Friday, 17 December 2010


One of the use cases I have for unpickling is context-dependent whitelisting. You can easily do this by instantiating an Unpickler object and setting a replacement find_globals method on it.

        def find_global(moduleName, className):
t = namespaceSubstitutions.get((moduleName, className), None)
if t is not None:
moduleName, className = t

mod = __import__(moduleName, globals(), locals(), [])
# This won't have given us "X.B", but rather "X". So get "B" from "X".
idx = moduleName.rfind(".")
if idx != -1:
subModuleName = moduleName[idx+1:]
mod = getattr(mod, subModuleName)

obj = getattr(mod, className)
if moduleName +"."+ className in namespaceWhitelist or moduleName in namespaceWhitelist:
return obj
raise cPickle.UnpicklingError("%s.%s is not whitelisted for unpickling" %
(moduleName, className))

unpickler = cPickle.Unpickler(StringIO(packet))
unpickler.find_global = find_global

return unpickler.load()
This allows a whitelist to be enforced for specific cases where unpickling is done, perhaps for objects coming over the wire, but not for objects read from disk.

Another use case I have, this time for pickling, is to transform objects that are being pickled into forms that are compatible with whatever is unpickling them. Let's say your server application is built using a complicated and heavyweight framework that whatever machine it is running on literally groans at the effort of having to do so. Let's call it Twifted [1]. Your client application however has to be extremely lightweight, and doesn't have all the need for functionality that the server application does. So in order to make programming on the server more natural, you allow programmers to send objects in handy Twifted form over the wire to the client. Perhaps as return values from your RPC calls.

In order to do this, you hook into pickling. Now copyreg.pickle allows you to install global functions that can transform objects before they get pickled. But you want to do it on a case by case basis. It needs to be done for the objects that get sent over the wire, but not for the ones that go to disk.

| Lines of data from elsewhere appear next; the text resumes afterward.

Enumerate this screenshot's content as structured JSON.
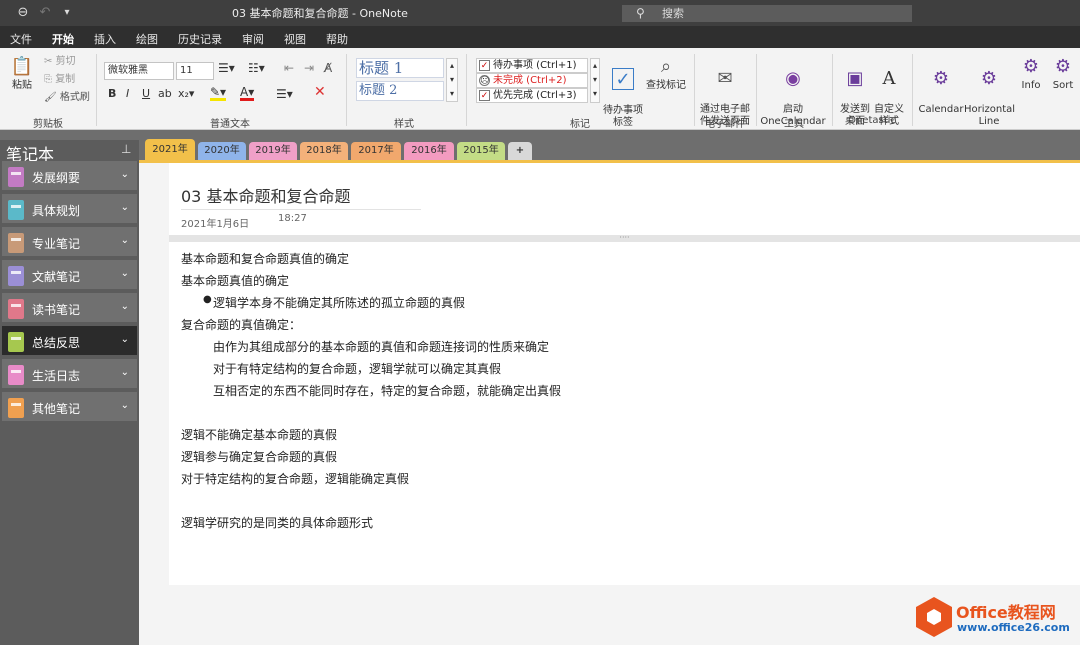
{
  "app": {
    "title": "03 基本命题和复合命题 - OneNote",
    "search_placeholder": "搜索"
  },
  "menu": [
    "文件",
    "开始",
    "插入",
    "绘图",
    "历史记录",
    "审阅",
    "视图",
    "帮助"
  ],
  "ribbon": {
    "clipboard": {
      "paste": "粘贴",
      "cut": "剪切",
      "copy": "复制",
      "format_painter": "格式刷",
      "label": "剪贴板"
    },
    "font": {
      "family": "微软雅黑",
      "size": "11",
      "label": "普通文本",
      "bold": "B",
      "italic": "I",
      "underline": "U"
    },
    "styles": {
      "heading1": "标题 1",
      "heading2": "标题 2",
      "label": "样式"
    },
    "tags": {
      "items": [
        "待办事项 (Ctrl+1)",
        "未完成 (Ctrl+2)",
        "优先完成 (Ctrl+3)"
      ],
      "todo_tag": "待办事项\n标签",
      "find_tags": "查找标记",
      "label": "标记"
    },
    "email": {
      "send": "通过电子邮\n件发送页面",
      "label": "电子邮件"
    },
    "tools": {
      "launch": "启动\nOneCalendar",
      "label": "工具"
    },
    "onetastic": {
      "send_to_desktop": "发送到\n桌面",
      "custom_style": "自定义\n样式",
      "label": "Onetastic"
    },
    "extra": [
      "Calendar",
      "Horizontal\nLine",
      "Info",
      "Sort"
    ]
  },
  "sidebar": {
    "header": "笔记本",
    "notebooks": [
      {
        "label": "发展纲要",
        "color": "#c37bc4"
      },
      {
        "label": "具体规划",
        "color": "#5bb9c9"
      },
      {
        "label": "专业笔记",
        "color": "#c89a78"
      },
      {
        "label": "文献笔记",
        "color": "#9b8fd6"
      },
      {
        "label": "读书笔记",
        "color": "#e0788a"
      },
      {
        "label": "总结反思",
        "color": "#a6c84f"
      },
      {
        "label": "生活日志",
        "color": "#e88bc8"
      },
      {
        "label": "其他笔记",
        "color": "#f0a050"
      }
    ]
  },
  "section_tabs": [
    {
      "label": "2021年",
      "color": "#f2c04a"
    },
    {
      "label": "2020年",
      "color": "#8fb4ea"
    },
    {
      "label": "2019年",
      "color": "#f0a0c8"
    },
    {
      "label": "2018年",
      "color": "#f4b17a"
    },
    {
      "label": "2017年",
      "color": "#f1a86d"
    },
    {
      "label": "2016年",
      "color": "#f39bc0"
    },
    {
      "label": "2015年",
      "color": "#c3dc86"
    },
    {
      "label": "+",
      "color": "#d8d8d8"
    }
  ],
  "page": {
    "title": "03 基本命题和复合命题",
    "date": "2021年1月6日",
    "time": "18:27",
    "lines": [
      "基本命题和复合命题真值的确定",
      "基本命题真值的确定",
      "逻辑学本身不能确定其所陈述的孤立命题的真假",
      "复合命题的真值确定：",
      "由作为其组成部分的基本命题的真值和命题连接词的性质来确定",
      "对于有特定结构的复合命题，逻辑学就可以确定其真假",
      "互相否定的东西不能同时存在，特定的复合命题，就能确定出真假",
      "逻辑不能确定基本命题的真假",
      "逻辑参与确定复合命题的真假",
      "对于特定结构的复合命题，逻辑能确定真假",
      "逻辑学研究的是同类的具体命题形式"
    ]
  },
  "watermark": {
    "brand": "Office教程网",
    "url": "www.office26.com"
  }
}
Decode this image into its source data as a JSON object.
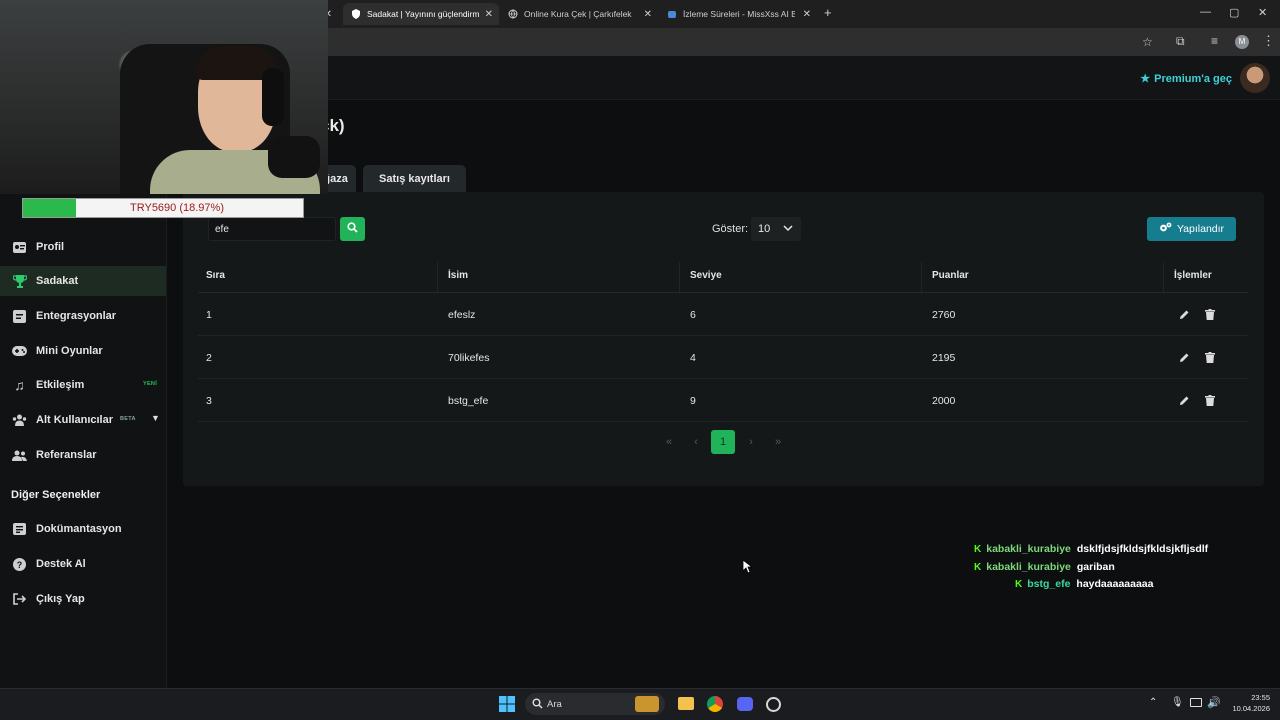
{
  "browser": {
    "tabs": [
      {
        "title": "Sadakat | Yayınını güçlendirmek",
        "active": true
      },
      {
        "title": "Online Kura Çek | Çarkıfelek",
        "active": false
      },
      {
        "title": "İzleme Süreleri - MissXss AI Bot",
        "active": false
      }
    ],
    "new_tab": "+",
    "profile_initial": "M"
  },
  "header": {
    "premium_label": "Premium'a geç"
  },
  "sidebar": {
    "items": [
      {
        "label": "Profil",
        "icon": "id-card-icon",
        "active": false
      },
      {
        "label": "Sadakat",
        "icon": "trophy-icon",
        "active": true
      },
      {
        "label": "Entegrasyonlar",
        "icon": "plugin-icon",
        "active": false
      },
      {
        "label": "Mini Oyunlar",
        "icon": "gamepad-icon",
        "active": false
      },
      {
        "label": "Etkileşim",
        "icon": "music-icon",
        "active": false,
        "badge": "YENİ",
        "badge_color": "#21c45d"
      },
      {
        "label": "Alt Kullanıcılar",
        "icon": "users-icon",
        "active": false,
        "badge": "BETA",
        "badge_color": "#8aa0a8"
      },
      {
        "label": "Referanslar",
        "icon": "handshake-icon",
        "active": false
      }
    ],
    "other_title": "Diğer Seçenekler",
    "other_items": [
      {
        "label": "Dokümantasyon",
        "icon": "doc-icon"
      },
      {
        "label": "Destek Al",
        "icon": "help-icon"
      },
      {
        "label": "Çıkış Yap",
        "icon": "logout-icon"
      }
    ]
  },
  "main": {
    "page_title_fragment": "ck)",
    "tabs": [
      {
        "label": "Mağaza"
      },
      {
        "label": "Satış kayıtları"
      }
    ],
    "search_value": "efe",
    "show_label": "Göster:",
    "show_value": "10",
    "configure_label": "Yapılandır",
    "table": {
      "headers": [
        "Sıra",
        "İsim",
        "Seviye",
        "Puanlar",
        "İşlemler"
      ],
      "rows": [
        {
          "rank": "1",
          "name": "efeslz",
          "level": "6",
          "points": "2760"
        },
        {
          "rank": "2",
          "name": "70likefes",
          "level": "4",
          "points": "2195"
        },
        {
          "rank": "3",
          "name": "bstg_efe",
          "level": "9",
          "points": "2000"
        }
      ]
    },
    "pagination": {
      "first": "«",
      "prev": "‹",
      "current": "1",
      "next": "›",
      "last": "»"
    }
  },
  "overlay": {
    "donation_progress": {
      "text": "TRY5690 (18.97%)",
      "percent": 18.97
    },
    "chat": [
      {
        "user": "kabakli_kurabiye",
        "message": "dsklfjdsjfkldsjfkldsjkfljsdlf"
      },
      {
        "user": "kabakli_kurabiye",
        "message": "gariban"
      },
      {
        "user": "bstg_efe",
        "message": "haydaaaaaaaaa"
      }
    ],
    "chat_badge": "K"
  },
  "taskbar": {
    "search_placeholder": "Ara",
    "time": "23:55",
    "date": "10.04.2026"
  }
}
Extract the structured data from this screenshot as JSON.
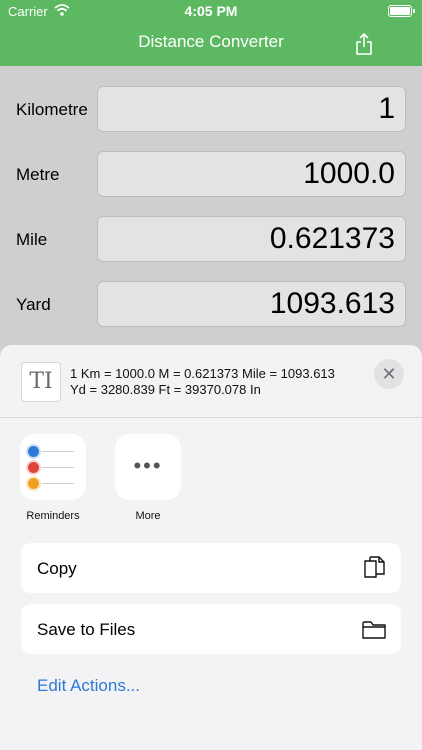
{
  "status_bar": {
    "carrier": "Carrier",
    "time": "4:05 PM"
  },
  "nav": {
    "title": "Distance Converter",
    "share_icon": "share-icon"
  },
  "converter": {
    "rows": [
      {
        "label": "Kilometre",
        "value": "1"
      },
      {
        "label": "Metre",
        "value": "1000.0"
      },
      {
        "label": "Mile",
        "value": "0.621373"
      },
      {
        "label": "Yard",
        "value": "1093.613"
      }
    ]
  },
  "share_sheet": {
    "preview_line1": "1 Km = 1000.0 M = 0.621373 Mile = 1093.613",
    "preview_line2": "Yd = 3280.839 Ft = 39370.078 In",
    "thumb_glyph": "TI",
    "close_glyph": "✕",
    "apps": [
      {
        "name": "Reminders",
        "icon": "reminders-icon"
      },
      {
        "name": "More",
        "icon": "more-icon"
      }
    ],
    "actions": [
      {
        "label": "Copy",
        "icon": "copy-icon"
      },
      {
        "label": "Save to Files",
        "icon": "folder-icon"
      }
    ],
    "edit_actions": "Edit Actions..."
  },
  "colors": {
    "accent": "#5db961",
    "link": "#2d7ad6",
    "reminder_dots": [
      "#2d7ad6",
      "#e0433a",
      "#f0a020"
    ]
  }
}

But the Pickler object doesn't have a friendly overridable function to allow you to do this, in much the same way find_globals does for Unpickler.

This is one possibility:
reducers = {}

def register_pickle_convertor(source_type, convertor_func):
global reducers
# Use the limited copy_reg API to do a trial install and to validate its correctness.
copy_reg.pickle(source_type, convertor_func)
# Now unregister it directly, because there is no API to do this.
del copy_reg.dispatch_table[source_type]

# Put the validated reducer in our back pocket for use as required.
print "Registered sake RPC convertor for objects of type %r" % source_type
reducers[source_type] = convertor_func

def modified_cPickle_dumps(obj):
global reducers
return cPickle.dumps(obj, cPickle.HIGHEST_PROTOCOL)
# Remove our influence.
for source_type in reducers:
del copy_reg.dispatch_table[source_type]
I haven't put that much thought into it, but I'd like to find a better solution.

[1] I've never used Twisted, and the choice of this name has no bearing on all the suggestions to do so that I have ignored over the years.

Thursday, 16 December 2010 quirk

Now I am using Python 2.7, and whatever form of unittest module that comes with it. Maybe this is fixed over in the (still not relevant to me) 3.x branches. Anyway, oftentimes I will create some simple mocking in the setUp method of my test case, and then the test method will error in a way that is unrelated to my mocking. But error handling of tests happens before tearDown is called and it will collide with my mocking, so instead of finding out about what test failed I find out about this collision.

It goes something like this.

class MyTESTSSSS(unittest.TestCase):
def setUp(self):
self.oldOpen = open = ReplacementOpenFunc

def testSomething(self):
Of course, that may not reproduce the problem, it's just for the purpose of illustration. Anyway, what's my point.. oh, in order to work around this, I now have to structure my tests in a way that enforces pre-error teardown.
class MyTESTSSSS(unittest.TestCase):
def setUp(self):
self.oldOpen = open = ReplacementOpenFunc

def preErrorTearDown(self): = self.oldOpen

def testSomething(self):

def _testSomething(self):
Anyone else encounter this problem and take any different approaches to recovering from it?

If the answer involves a mocking framework, decorators, or context managers, then it is the wrong answer for me :-)

Note to self. in the Python test suite does lots of long file name based tests. However, you don't need to have your source code under too many sub-directories on Windows before a test hits the path length limit and fails unwittingly. I think in my case it was c:\Users\MyName\Stackless\stackless-branches\release27-maint\release27-maint-export\release27-maint\...